SUPPLIED INFORMATION —
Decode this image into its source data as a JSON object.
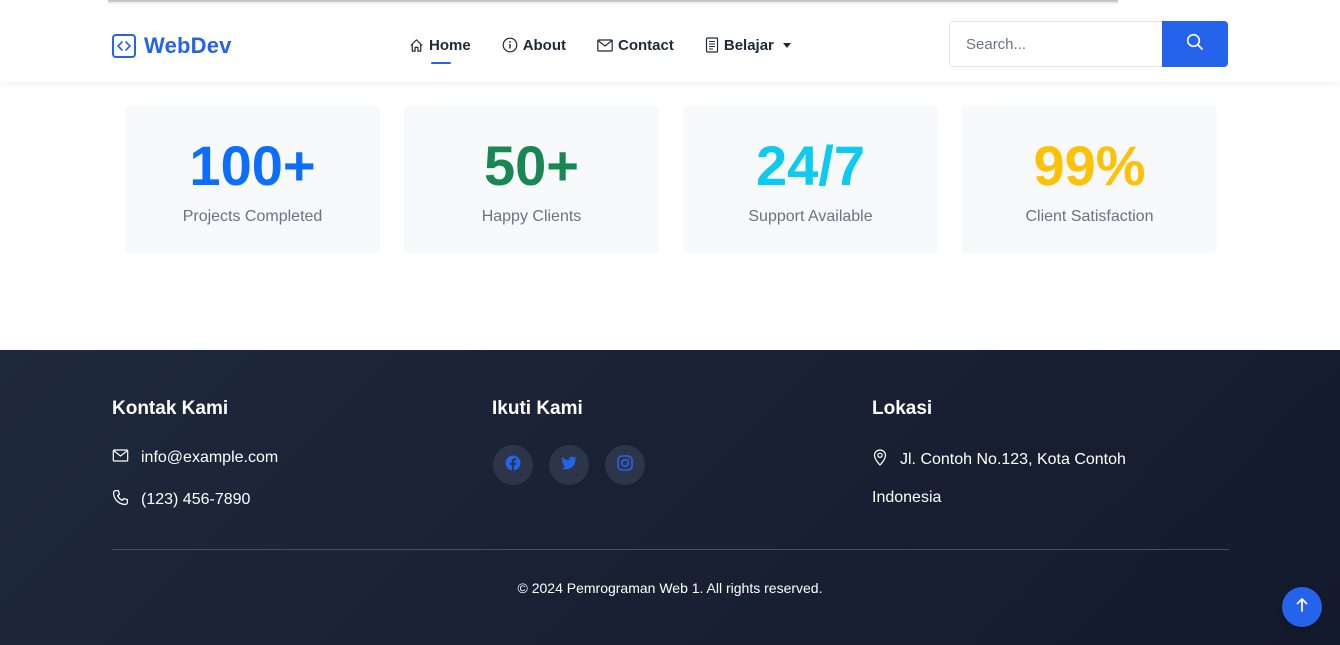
{
  "brand": {
    "name": "WebDev",
    "icon": "code-icon"
  },
  "nav": {
    "home": "Home",
    "about": "About",
    "contact": "Contact",
    "belajar": "Belajar"
  },
  "search": {
    "placeholder": "Search...",
    "icon": "search-icon"
  },
  "stats": [
    {
      "value": "100+",
      "label": "Projects Completed",
      "color": "#0d6efd"
    },
    {
      "value": "50+",
      "label": "Happy Clients",
      "color": "#198754"
    },
    {
      "value": "24/7",
      "label": "Support Available",
      "color": "#0dcaf0"
    },
    {
      "value": "99%",
      "label": "Client Satisfaction",
      "color": "#ffc107"
    }
  ],
  "footer": {
    "contact_title": "Kontak Kami",
    "email": "info@example.com",
    "phone": "(123) 456-7890",
    "social_title": "Ikuti Kami",
    "social": [
      "facebook-icon",
      "twitter-icon",
      "instagram-icon"
    ],
    "location_title": "Lokasi",
    "address_line1": "Jl. Contoh No.123, Kota Contoh",
    "address_line2": "Indonesia",
    "copyright": "© 2024 Pemrograman Web 1. All rights reserved."
  },
  "colors": {
    "accent": "#2563eb",
    "footer_bg": "#1e293b"
  }
}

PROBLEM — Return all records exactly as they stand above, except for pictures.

EXERCISE RESPONSE —
Decode this image into its source data as a JSON object.
{
  "brand": {
    "name": "WebDev",
    "icon": "code-icon"
  },
  "nav": {
    "home": "Home",
    "about": "About",
    "contact": "Contact",
    "belajar": "Belajar"
  },
  "search": {
    "placeholder": "Search...",
    "icon": "search-icon"
  },
  "stats": [
    {
      "value": "100+",
      "label": "Projects Completed",
      "color": "#0d6efd"
    },
    {
      "value": "50+",
      "label": "Happy Clients",
      "color": "#198754"
    },
    {
      "value": "24/7",
      "label": "Support Available",
      "color": "#0dcaf0"
    },
    {
      "value": "99%",
      "label": "Client Satisfaction",
      "color": "#ffc107"
    }
  ],
  "footer": {
    "contact_title": "Kontak Kami",
    "email": "info@example.com",
    "phone": "(123) 456-7890",
    "social_title": "Ikuti Kami",
    "social": [
      "facebook-icon",
      "twitter-icon",
      "instagram-icon"
    ],
    "location_title": "Lokasi",
    "address_line1": "Jl. Contoh No.123, Kota Contoh",
    "address_line2": "Indonesia",
    "copyright": "© 2024 Pemrograman Web 1. All rights reserved."
  },
  "colors": {
    "accent": "#2563eb",
    "footer_bg": "#1e293b"
  }
}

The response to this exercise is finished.